  12. Bryce I on September 13, 2004 at 10:49 am

    Kaimi, variety is the spice of life. While simple melodies with simple rhythmic patterns and simple chord progressions are effective for children’s songs, there’s only so much you can do with them. It’s hard to make every song memorable when they’re all I-IV-V, 4/4, major key ditties. After while, they start having a sound that makes one song indistinguishable from another. (much like every Aerosmith song written in the post “Permanent Vacation” era).

    As for the AofF tunes:

    #1: it’s fine, but an odd choice of key — I wouldn’t start off with a minor key.

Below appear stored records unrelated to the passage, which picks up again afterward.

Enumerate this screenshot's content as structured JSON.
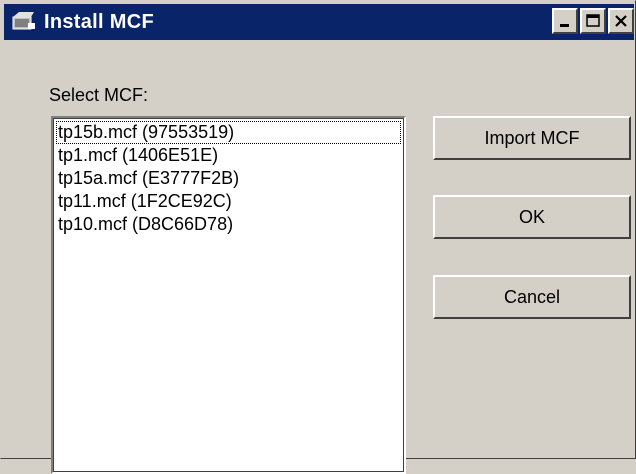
{
  "window": {
    "title": "Install MCF",
    "controls": [
      "minimize-icon",
      "maximize-icon",
      "close-icon"
    ]
  },
  "dialog": {
    "select_label": "Select MCF:",
    "mcf_list": [
      "tp15b.mcf (97553519)",
      "tp1.mcf (1406E51E)",
      "tp15a.mcf (E3777F2B)",
      "tp11.mcf (1F2CE92C)",
      "tp10.mcf (D8C66D78)"
    ],
    "focused_index": 0,
    "buttons": {
      "import": "Import MCF",
      "ok": "OK",
      "cancel": "Cancel"
    }
  },
  "colors": {
    "titlebar": "#0a246a",
    "face": "#d4d0c8",
    "list_bg": "#ffffff"
  }
}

The first Article of Faith is simple and direct, and there’s nothing melancholy about it.
    #2: I also like the repetition — kind of a subliminal suggestion. This is where the minor key makes sense — Sin != happy fun times (!= means “not equal to”)
    #3: The first in a major key. It’s fine, except the last two syllables of “obedience” are crammed into an eighth note.
    #4: I really like this one. “principles and ordinances” jumps and bounces, repentance is properly reflective sounding, everything builds to baptism, then a nice resolution.
    #5: I agree with Kaimi. I’m looking at the music trying to hear it in my head, and nothing’s happening — I have to really concentrate to get it, whereas with the others, I can glance at the notes and hear it in my head.
    #6: I like this one. “Organization” is a difficult word handled well. As for the let down at the end, what do you expect when the text is “and so forth?” It doesn’t exactly ask for attention.

    And so I end my comment, having succeeded in incorporating an Aerosmith reference in a Primary music thread.

  13. Theresa on July 18, 2005 at 12:14 am

    When I was young, my mother found a great cassette tape that had all the articles of faith on it, but not the same versions in the Primary songbook. If you ever come accros it, TAKE IT!!! We have since lost the tape, but I can still sing all of the songs. Some of them were so catchy and rhythmic that we choreographed them in my living room.